CD Reviews

MusicWeb International

Webmaster: Len Mullenger

Reviewers: Tony Augarde, Steve Arloff, Nick Barnard, Pierre Giroux, James Poore, Glyn Pursglove, George Stacy, Bert Thompson, Sam Webster, Jonathan Woolf

[ Jazz index ] [Nostalgia index]  [ Classical MusicWeb ] [ Gerard Hoffnung ]

AmazonUK   AmazonUS


One More For The Road

Concord Jazz 00011 [33:33]




  1. Come Fly With Me

  2. I've Got You Under My Skin

  3. Don't Worry 'Bout Me

  4. You Make Me Feel So Young

  5. My Kind Of Town

  6. Fly Me To The Moon

  7. Summer Wind

  8. They Can't Take That Away From Me

  9. The Lady Is A Tramp

  10. One For My Baby (And One More For The Road)

    Curtis Stigers - Vocals

    The Danish Radio Big Band

    Singer, songwriter, saxophonist and guitar player, Curtis Stigers, first made his mark in the early 1990s with chart appearances in the UK, USA and beyond, with songs such as I Wonder Why and You're All That Matters To Me. Since then, he has evolved into an established front-ranker among male jazz-oriented vocalists, alongside Kurt Elling, Gregory Porter and company. Nevertheless, it can be argued that Stigers and the Danish Radio Big Band have taken on a considerable challenge here. This album, recorded in the DR Koncerthuset in Copenhagen, before a live audience, seeks to commemorate the 50th Anniversary of the recording, Sinatra At The Sands, where Frank Sinatra was accompanied by the Count Basie Orchestra, conducted by Quincy Jones. The original was a double album comprising eighteen tracks whereas this tribute offers only ten, seven of which were on the Sands playlist. Given that the Las Vegas hotel and casino date in 1965 (the disc was actually released the following year) is widely regarded as a classic among Sinatra's handful of live recordings, the scale of this new undertaking is apparent.

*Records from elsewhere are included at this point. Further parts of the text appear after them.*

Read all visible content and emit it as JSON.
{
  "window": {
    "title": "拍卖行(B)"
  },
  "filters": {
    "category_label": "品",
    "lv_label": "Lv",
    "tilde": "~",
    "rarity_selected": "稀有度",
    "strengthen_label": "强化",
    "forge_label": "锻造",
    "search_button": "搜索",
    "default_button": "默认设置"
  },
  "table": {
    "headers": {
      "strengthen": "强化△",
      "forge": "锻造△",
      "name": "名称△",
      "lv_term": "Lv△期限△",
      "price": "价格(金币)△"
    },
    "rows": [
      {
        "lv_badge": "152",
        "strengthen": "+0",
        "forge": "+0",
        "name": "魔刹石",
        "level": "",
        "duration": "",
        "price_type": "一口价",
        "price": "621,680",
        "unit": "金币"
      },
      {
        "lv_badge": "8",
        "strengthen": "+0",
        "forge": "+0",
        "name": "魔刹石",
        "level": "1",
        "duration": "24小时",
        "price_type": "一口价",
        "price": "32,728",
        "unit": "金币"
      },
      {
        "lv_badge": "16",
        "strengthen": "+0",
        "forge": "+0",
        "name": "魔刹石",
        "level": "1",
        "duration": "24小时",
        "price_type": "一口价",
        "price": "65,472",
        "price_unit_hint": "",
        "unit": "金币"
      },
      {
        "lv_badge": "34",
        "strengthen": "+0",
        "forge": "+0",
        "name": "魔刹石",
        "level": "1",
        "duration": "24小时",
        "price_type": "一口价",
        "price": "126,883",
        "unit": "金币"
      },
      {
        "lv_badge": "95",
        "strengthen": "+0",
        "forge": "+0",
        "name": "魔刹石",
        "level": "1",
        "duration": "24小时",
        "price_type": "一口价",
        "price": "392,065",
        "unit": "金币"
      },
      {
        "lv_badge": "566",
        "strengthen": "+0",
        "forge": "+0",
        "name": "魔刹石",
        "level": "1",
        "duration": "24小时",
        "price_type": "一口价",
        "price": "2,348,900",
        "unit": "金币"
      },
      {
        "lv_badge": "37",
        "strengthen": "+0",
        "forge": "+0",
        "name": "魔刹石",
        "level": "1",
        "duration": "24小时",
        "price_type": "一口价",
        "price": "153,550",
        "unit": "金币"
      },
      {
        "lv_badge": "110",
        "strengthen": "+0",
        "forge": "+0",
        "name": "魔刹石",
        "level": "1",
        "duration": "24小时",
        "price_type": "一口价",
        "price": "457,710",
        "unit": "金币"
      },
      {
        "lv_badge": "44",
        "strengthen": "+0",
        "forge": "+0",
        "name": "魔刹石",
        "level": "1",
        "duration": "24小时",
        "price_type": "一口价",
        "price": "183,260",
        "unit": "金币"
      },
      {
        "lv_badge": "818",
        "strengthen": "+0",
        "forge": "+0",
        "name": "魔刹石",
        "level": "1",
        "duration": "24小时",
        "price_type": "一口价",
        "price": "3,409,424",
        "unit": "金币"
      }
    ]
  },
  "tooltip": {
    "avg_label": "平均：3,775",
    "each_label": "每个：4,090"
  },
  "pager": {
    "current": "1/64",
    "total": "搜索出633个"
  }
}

    From Sinatra's early days with the Tommy Dorsey Orchestra, he learned a great deal about jazz phrasing and about controlling the breath. His development was to continue to the point where he became the pre-eminent singer of popular music of the twentieth century. The Basie Band are in the pantheon of great jazz orchestras. Arranger, composer, conductor and record producer, Quincy Jones is also a revered figure. At one level, then, Stigers and the band were on a hiding to nothing. Certainly, Stigers is a more hard-edged vocalist than Ol' Blue Eyes and offers less light and shade. He does have a winning way, however, especially on ballads such as Don't Worry 'Bout Me and One For My Baby. As the saying has it, though, 'comparisons are odious'. This seems to have been, judging from the response of an appreciative audience, a completely enjoyable romp through superb material, with quality arrangements complemented by high standards of musicianship.

    I've already referred approvingly to two ballads. Summer Wind and They Can't Take That Away from Me are in similar vein, each gently swinging, the latter in particular producing an enthusiastic endorsement from the listeners, as does The Lady Is A Tramp. The band contribute a real sense of attack to numbers like Come Fly With Me andFly Me To The Moon. That paean to the city of Chicago, My Kind Of Town, is delivered with punch and panache by Stigers and the musicians. I've Got You Under My Skin is instantly recognisable. The arrangement, as on the Sands album, is based on the Nelson Riddle original, although it is missing the rasping Milt Bernhart trombone input which so distinguished the earliest version. Still, this latest effort retains some of the excitement of that occasion.

    The album, then, has plenty to commend it, especially to Curtis Stigers fans (and there are many) and to those who enjoy a vibrant big band sound. The only draw back is the brevity of the album, at less than thirty-five minutes. It's a pity that more of the Sands playlist wasn't included. I'd have loved to hear whatThe Shadow Of Your Smile, Angel Eyes or Where Or When would sound like from these musicians. Of course, the recollection of these songs may send the listener back to the musical legacy of Francis Albert himself.

    James Poore


Return to Index